Biden was referring to presidential candidate Mitt Romney’s assertion that more than sanctions may be needed to deal with the Iran threat. The theme became much more prominent when Obama was selling the Iran Deal. The administration and the Democratic Party defined only two possible alternatives: Obama’s way or war.

This of course laid the groundwork for defining anyone opposed to the Iran Deal as a war-monger. The false ultimatum drove Republicans and conservatives nuts at the time, but some of these folks clearly took note of its effectiveness, because they’re now using the same argument to defend Trump.

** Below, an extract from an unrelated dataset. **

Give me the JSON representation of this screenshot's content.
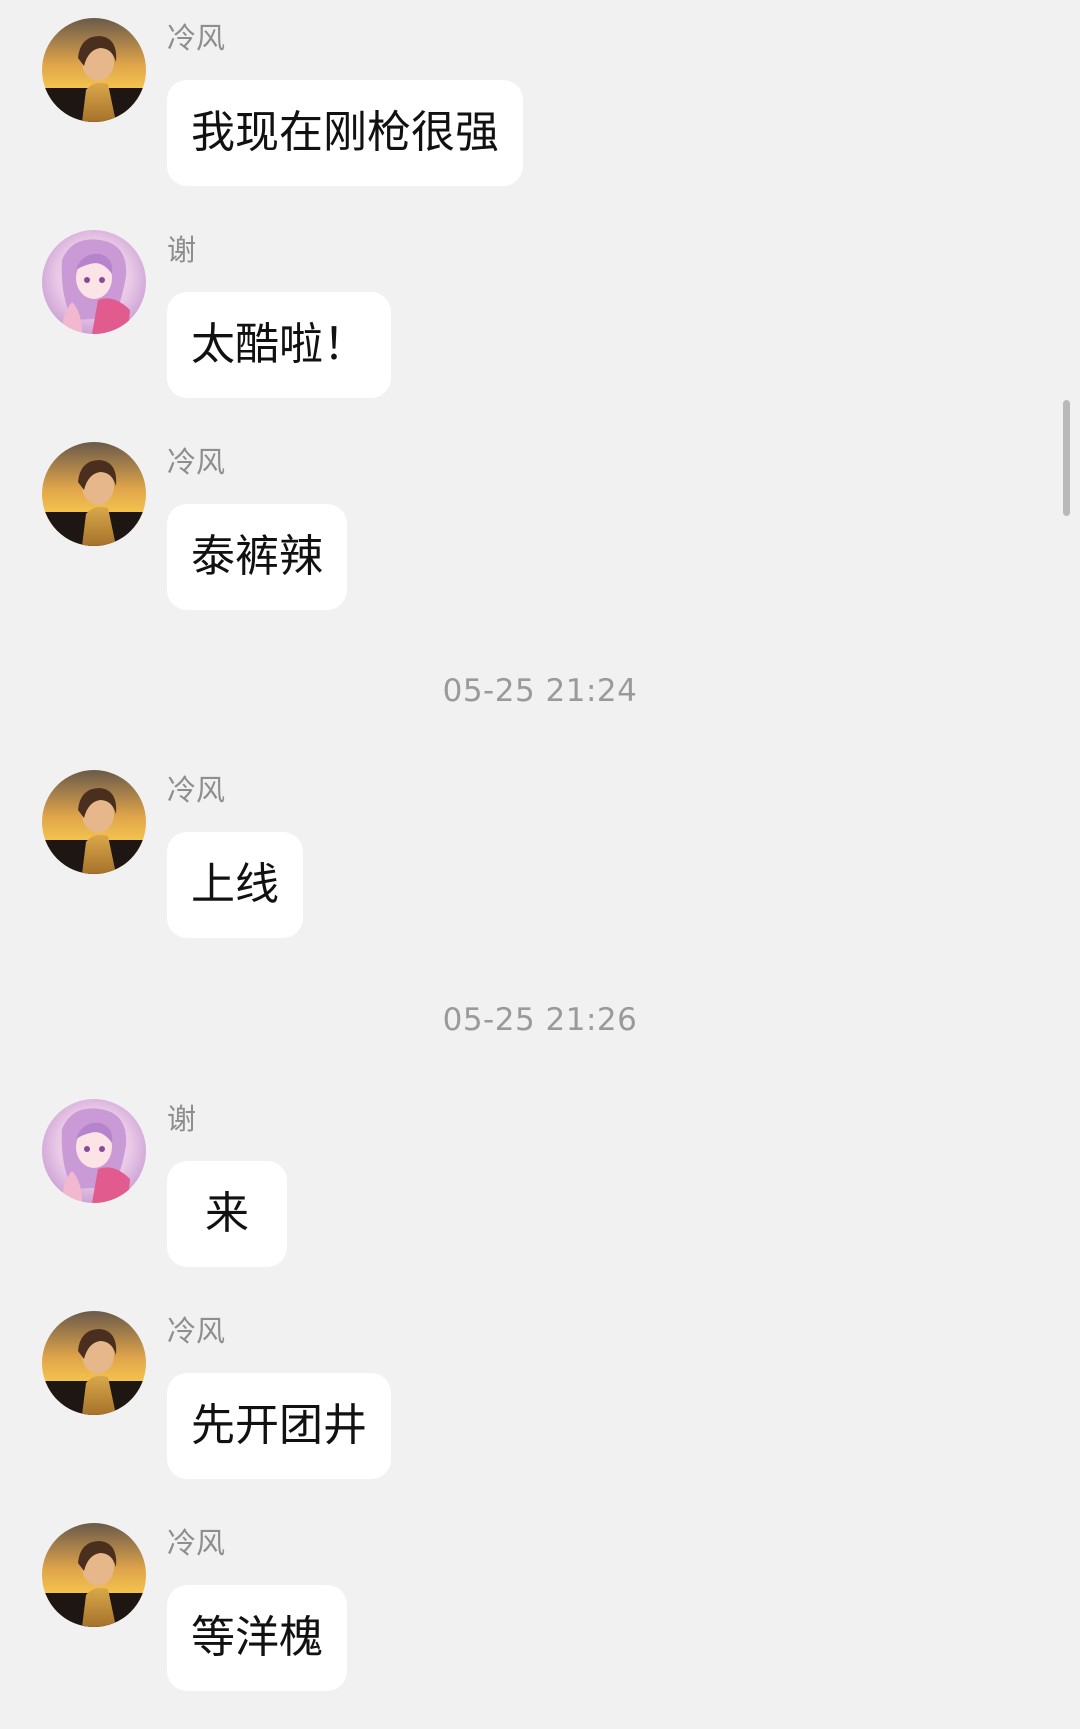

“Do you want us to nuke Moscow? Is that what you want?” Fox News’s Greg Gutfeld asked on yesterday’s The Five, of those who were criticizing Trump’s words in Helsinki.

“The US media, perhaps the most threatened of all the swamp parasites, are melting down because President Trump didn’t start a war with Russia,” wrote a conservative blogger whose column The Federalist’s Mollie Hemingway touted as an “outside-the-beltway” view.

Senator Rand Paul commended President Trump for trying “to prevent us from having World War 3.”

My personal favorite came from Fox News’s Jeanine Pirro, who asked, “What was [Trump] supposed to do, take a gun out and shoot Putin?”

Of course, the notion that the only alternative to licking Vladimir’s boots is to nuke Moscow or shoot Putin is breathtakingly stupid. Yet, that became a highly popular straw-man rebuke from lots of Trump supporters on social media yesterday, which compelled a number of sane conservative commentators to weigh in on the ridiculousness:

Exactly right.

What makes this situation even sadder is that the same people who’ve been defending Trump over the past 24 hours and pushing this dopey mantra would have been among the first to demand President Obama’s impeachment had he said the same things under similar circumstances.

Team over country. That’s how we roll these days.